Memories: Though the above description is exceedingly simple, Battlezone was another pillar of Atari’s stable of outstanding vector graphics games (which also included Tempest and Asteroids). With its two-stick control system, mimicking a real tank’s controls, its slowly lumbering game play, and its periscope-like screen, Battlezone was, for its day, an incredibly cool and realistic game (with a huge cabinet too).
On the strength of Battlezone, Atari was contracted by the Department of Defense to produce somewhat more advanced, “total-immersion” combat simulators. The crash project, with its round-the-clock schedule, was the last straw for Battlezone designer Ed Rotberg, who left Atari a short while afterward.

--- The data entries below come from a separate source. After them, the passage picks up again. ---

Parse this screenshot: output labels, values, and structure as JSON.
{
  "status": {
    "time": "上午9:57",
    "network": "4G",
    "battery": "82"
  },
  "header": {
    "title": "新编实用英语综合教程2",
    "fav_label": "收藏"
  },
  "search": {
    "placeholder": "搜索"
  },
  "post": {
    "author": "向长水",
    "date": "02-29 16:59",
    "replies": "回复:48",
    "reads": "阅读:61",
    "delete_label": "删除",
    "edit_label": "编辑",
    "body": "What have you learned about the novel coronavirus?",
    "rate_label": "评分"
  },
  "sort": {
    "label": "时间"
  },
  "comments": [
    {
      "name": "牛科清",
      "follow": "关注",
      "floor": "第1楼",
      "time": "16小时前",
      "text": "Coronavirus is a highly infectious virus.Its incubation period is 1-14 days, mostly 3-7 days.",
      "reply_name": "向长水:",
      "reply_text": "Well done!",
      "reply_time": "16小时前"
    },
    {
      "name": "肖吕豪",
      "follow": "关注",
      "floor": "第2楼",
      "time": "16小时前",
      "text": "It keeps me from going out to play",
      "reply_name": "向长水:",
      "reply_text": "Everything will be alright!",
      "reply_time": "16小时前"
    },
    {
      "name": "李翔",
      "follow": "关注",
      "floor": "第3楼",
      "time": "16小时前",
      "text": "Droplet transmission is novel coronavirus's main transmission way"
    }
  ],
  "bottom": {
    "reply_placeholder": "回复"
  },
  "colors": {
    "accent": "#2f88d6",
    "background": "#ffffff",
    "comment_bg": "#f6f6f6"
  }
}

Atari naturally hung on to the home video game rights to Battlezone, though it seemed like forever before they ever produced a home version of the game. In 1983, a Battlezone cartridge was finally released for the Atari 2600, and it was a major surprise. Of course, vector graphics couldn’t be replicated on the 2600, so the game was completely revamped and given a very good and colorful graphics treatment (especially if one takes the 2600’s limitations into consideration). The control scheme was also revamped to a much simpler and more instinctive single-joystick format, and the result was a very good arcade adaptation.